Today we pay tribute to the war horses who fought on both sides during the Battle of Waterloo. If you read through the lists of Regiments who fought at the Battle, you will find that most had a veterinary surgeon assigned to their ranks. For all practical purposes, in the aftermath of the Battle there were hardly enough medical staff to care for the human wounded - hospitals were sadly understaffed and medical supplies lacking. The sheer number of wounded overwhelmed even the most dedicated of the medical staff attached to Wellington, the Allies and the French. Many horses were so badly maimed or wounded that they could not be saved, nor could they be allowed to suffer. Many soldiers who had just witnessed the most horrific human casualties on the battlefield still found the heart to put their equine brothers in arms out of their misery in the hours after the Battle.
Of course, there is no visual record of the bonds that were forged between soldiers and their mounts at Waterloo other than, perhaps, the Duke of Wellington's own bond that was forged with his horse, Copenhagen, with whom he shared command during the Battle. After living out his retirement at the Duke's country estate, Stratfield Saye in Hampshire, Copenhagen was buried with full military honours, his grave and tombstone still to be seen on the property.

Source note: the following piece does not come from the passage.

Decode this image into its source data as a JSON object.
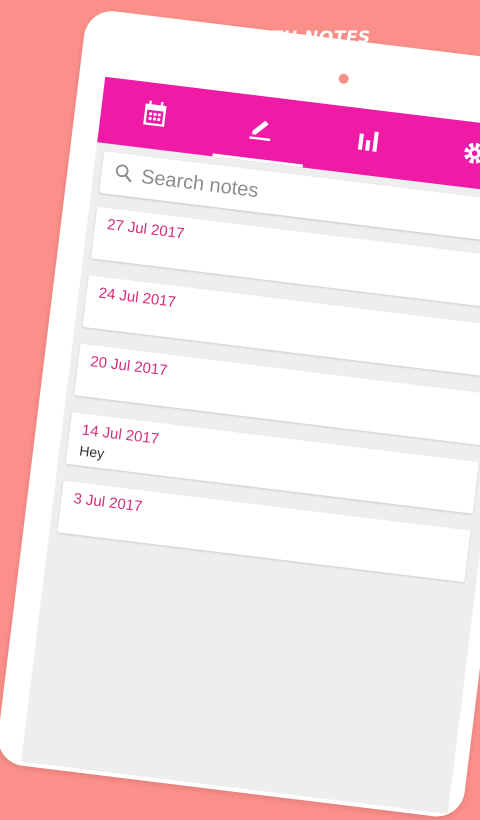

Pure History Specials: War Horse - The Real Story (60 minutes) is a superbly made documentary that uses period film, first hand accounts and historians to tell the story of how the soldiers of World War I lived, cared for and fought with their horses and sheds light on the day to day bond they shared and the attachments they forged with these equine brothers, and sisters, in arms. Though WWI took place one hundred years after Waterloo, we can't help but believe that things hadn't changed all that much during the intervening century and that what held true in 1815 held true in 1914.
Here is a five minute clip of the British Heavy Cavalry from the film Waterloo (1970) with Christopher Plummer as Wellington.
Labels: Kristine Hughes, Waterloo Wednesday